• WHAT YOU SHOULD DO: Collect all lines below with the string "icon".

:: DATA EXCERPTS

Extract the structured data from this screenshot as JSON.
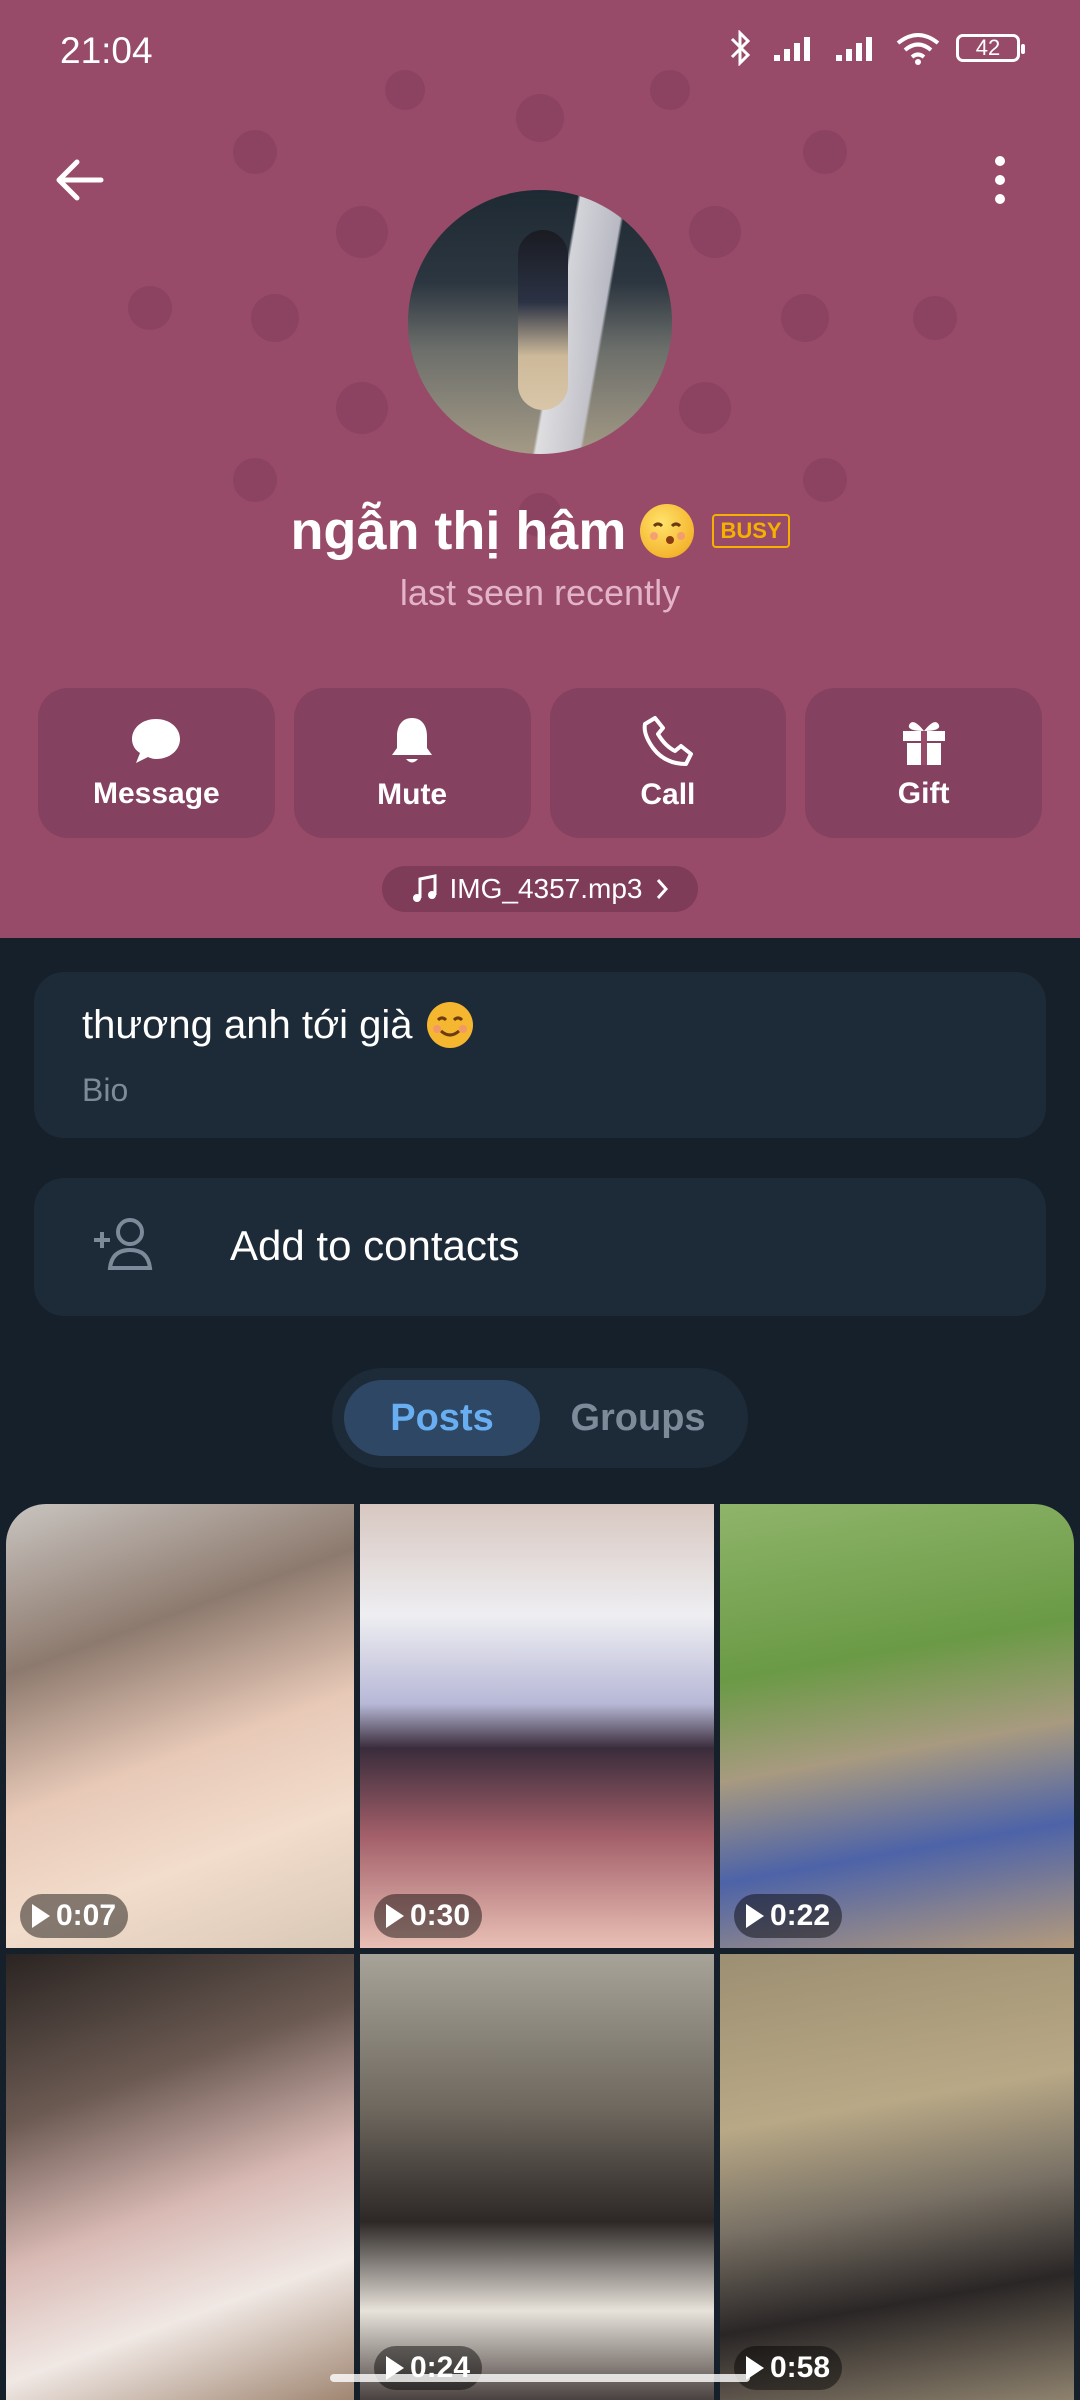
{
  "status": {
    "time": "21:04",
    "battery": "42"
  },
  "profile": {
    "name": "ngẫn thị hâm",
    "badge": "BUSY",
    "status": "last seen recently"
  },
  "actions": [
    {
      "label": "Message",
      "icon": "chat-bubble-icon"
    },
    {
      "label": "Mute",
      "icon": "bell-icon"
    },
    {
      "label": "Call",
      "icon": "phone-icon"
    },
    {
      "label": "Gift",
      "icon": "gift-icon"
    }
  ],
  "music": {
    "label": "IMG_4357.mp3"
  },
  "bio": {
    "text": "thương anh tới già",
    "label": "Bio"
  },
  "contacts": {
    "label": "Add to contacts"
  },
  "tabs": [
    {
      "label": "Posts"
    },
    {
      "label": "Groups"
    }
  ],
  "media": [
    {
      "duration": "0:07"
    },
    {
      "duration": "0:30"
    },
    {
      "duration": "0:22"
    },
    {
      "duration": ""
    },
    {
      "duration": "0:24"
    },
    {
      "duration": "0:58"
    }
  ],
  "colors": {
    "header": "#974b68",
    "action_button": "#854160",
    "background": "#16202b",
    "card": "#1d2a38",
    "accent": "#68aef0",
    "busy": "#f5b000"
  }
}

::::

• ANSWER BOX:
      "icon": "chat-bubble-icon"
      "icon": "bell-icon"
      "icon": "phone-icon"
      "icon": "gift-icon"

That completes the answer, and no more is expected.